Given the situation, Transparency International has regularly ranked Afghanistan among the most corrupt countries in the world on the basis of the Corruption Perception Index. Unfortunately, besides security apprehensions and lack of infrastructure, widespread corruption in the public sector is also a major factor that the country is unable to tap its unprecedented mineral resources, estimated to be $1 trillion

According to a report of the Special Inspector General for Afghanistan Reconstruction (SIGAR), the bulk of the aid funds have been wasted on development interventions that were poorly conceived or riddled with staggering corruption. “American dollars went to build hospitals that treated no patients, to schools that taught no students (and sometimes never existed at all) and to military bases the Afghans found useless and later shuttered”, revealed another report.

An Afghan friend who worked in a funded project told me that at times there was just no accountability at all as the project team was asked to give big cash grants to elders of local tribes without any proper documentation and without any record as to where such money eventually ended.

The SIGAR report documented $15.5 billion in waste, fraud and abuse in reconstruction efforts from 2008 through 2017. While Afghanistan is usually described as the ‘graveyard of empires’ on account of the much extolled notion of invincibility of the Afghans, it can also be labelled as the ‘graveyard of foreign aid’ because colossal international development cooperation has achieved very little to show to the world.

For example, it is estimated that American spending on the Afghanistan nation-building project over the last two decades now exceeds $108 billion, surpassing the $104 billion current-dollar value of Marshall Plan expenditures, which helped rebuild European nations after World War II.

“SIGAR calculates that the United States had committed more funds to reconstruct Afghanistan, in inflation-adjusted terms, than it spent on 16 European countries after World War II under the Marshall Plan”, reveals the report.
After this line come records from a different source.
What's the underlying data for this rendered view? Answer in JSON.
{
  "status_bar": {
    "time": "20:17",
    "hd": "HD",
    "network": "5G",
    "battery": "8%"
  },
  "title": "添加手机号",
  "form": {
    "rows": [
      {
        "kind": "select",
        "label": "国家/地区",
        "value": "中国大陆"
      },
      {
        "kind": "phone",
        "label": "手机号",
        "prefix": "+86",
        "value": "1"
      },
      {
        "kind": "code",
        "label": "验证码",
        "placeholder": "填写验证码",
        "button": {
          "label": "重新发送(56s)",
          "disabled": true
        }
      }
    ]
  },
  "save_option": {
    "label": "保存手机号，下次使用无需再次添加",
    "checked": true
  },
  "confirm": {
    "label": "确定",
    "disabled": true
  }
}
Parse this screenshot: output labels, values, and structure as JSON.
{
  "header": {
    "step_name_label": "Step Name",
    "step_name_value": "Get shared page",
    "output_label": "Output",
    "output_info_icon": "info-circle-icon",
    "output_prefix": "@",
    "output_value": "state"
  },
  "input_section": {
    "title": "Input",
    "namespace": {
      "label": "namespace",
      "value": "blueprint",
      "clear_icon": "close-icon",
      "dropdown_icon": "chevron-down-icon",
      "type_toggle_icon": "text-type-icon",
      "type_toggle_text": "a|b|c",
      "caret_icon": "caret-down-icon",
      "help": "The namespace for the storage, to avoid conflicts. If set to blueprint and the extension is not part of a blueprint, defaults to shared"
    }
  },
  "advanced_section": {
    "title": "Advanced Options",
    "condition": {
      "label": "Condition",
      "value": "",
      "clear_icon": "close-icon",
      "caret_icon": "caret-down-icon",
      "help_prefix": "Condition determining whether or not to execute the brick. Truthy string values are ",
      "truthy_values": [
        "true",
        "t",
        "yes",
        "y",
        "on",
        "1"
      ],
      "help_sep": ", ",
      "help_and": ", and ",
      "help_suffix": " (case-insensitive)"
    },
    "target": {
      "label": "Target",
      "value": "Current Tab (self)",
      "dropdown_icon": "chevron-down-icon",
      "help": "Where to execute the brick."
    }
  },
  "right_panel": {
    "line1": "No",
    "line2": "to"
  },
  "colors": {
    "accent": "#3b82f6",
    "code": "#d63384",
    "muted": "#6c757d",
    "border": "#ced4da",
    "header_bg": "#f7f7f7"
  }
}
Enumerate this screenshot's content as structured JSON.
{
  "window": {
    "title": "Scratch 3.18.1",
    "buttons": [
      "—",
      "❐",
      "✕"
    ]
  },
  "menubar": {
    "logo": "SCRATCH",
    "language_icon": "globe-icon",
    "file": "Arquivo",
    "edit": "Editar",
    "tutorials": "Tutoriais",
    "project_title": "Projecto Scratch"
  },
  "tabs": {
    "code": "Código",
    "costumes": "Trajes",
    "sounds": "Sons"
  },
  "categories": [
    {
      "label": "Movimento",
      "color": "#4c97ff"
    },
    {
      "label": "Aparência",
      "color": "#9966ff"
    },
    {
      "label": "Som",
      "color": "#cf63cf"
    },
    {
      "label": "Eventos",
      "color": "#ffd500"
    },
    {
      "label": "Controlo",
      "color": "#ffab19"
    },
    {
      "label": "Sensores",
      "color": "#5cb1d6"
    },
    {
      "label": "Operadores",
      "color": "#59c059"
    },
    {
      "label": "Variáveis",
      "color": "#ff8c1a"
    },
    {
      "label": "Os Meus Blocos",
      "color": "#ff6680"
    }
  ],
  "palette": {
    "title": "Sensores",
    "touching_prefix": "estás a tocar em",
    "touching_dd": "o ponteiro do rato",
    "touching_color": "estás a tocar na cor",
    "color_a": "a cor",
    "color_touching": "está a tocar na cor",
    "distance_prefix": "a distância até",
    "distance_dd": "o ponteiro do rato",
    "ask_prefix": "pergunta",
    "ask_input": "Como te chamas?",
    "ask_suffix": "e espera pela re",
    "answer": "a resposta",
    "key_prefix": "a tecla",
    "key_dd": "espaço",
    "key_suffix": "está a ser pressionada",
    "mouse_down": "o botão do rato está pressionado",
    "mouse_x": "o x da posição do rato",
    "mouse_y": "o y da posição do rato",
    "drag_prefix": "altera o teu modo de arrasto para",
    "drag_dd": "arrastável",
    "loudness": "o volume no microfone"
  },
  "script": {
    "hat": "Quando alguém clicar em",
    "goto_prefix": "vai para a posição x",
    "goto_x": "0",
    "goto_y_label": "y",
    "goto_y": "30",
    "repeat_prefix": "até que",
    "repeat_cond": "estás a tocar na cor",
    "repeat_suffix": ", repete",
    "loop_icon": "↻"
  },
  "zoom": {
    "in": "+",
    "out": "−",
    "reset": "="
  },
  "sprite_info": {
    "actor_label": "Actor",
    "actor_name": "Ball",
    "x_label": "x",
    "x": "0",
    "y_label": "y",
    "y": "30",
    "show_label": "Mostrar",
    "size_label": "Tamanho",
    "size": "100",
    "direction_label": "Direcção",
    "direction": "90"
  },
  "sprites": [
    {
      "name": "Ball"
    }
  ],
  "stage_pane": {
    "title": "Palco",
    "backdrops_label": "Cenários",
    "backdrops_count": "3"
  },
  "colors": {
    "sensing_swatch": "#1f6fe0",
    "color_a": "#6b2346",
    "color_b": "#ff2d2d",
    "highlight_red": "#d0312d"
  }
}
At the same time, the report laments that Afghanistan is beset by corruption, tribal conflicts and a resurgent Taliban poised to strike government installations at will.

Despite billions of dollars in development assistance, a quarter or more of Afghans are unemployed and Afghan maternal mortality remains among the highest in the world, while life expectancy is among the lowest. With over 4.6 million refugees across the globe, Afghanistan is still one of the largest sources of illegal migration.

The question is: who is responsible? And a more pertinent question is: will the much-awaited peace deal bring lasting peace to the country?

Concluded

The writer holds a PhD from MasseyUniversity, New Zealand. He teaches at the University of Malakand.

Email: [email protected]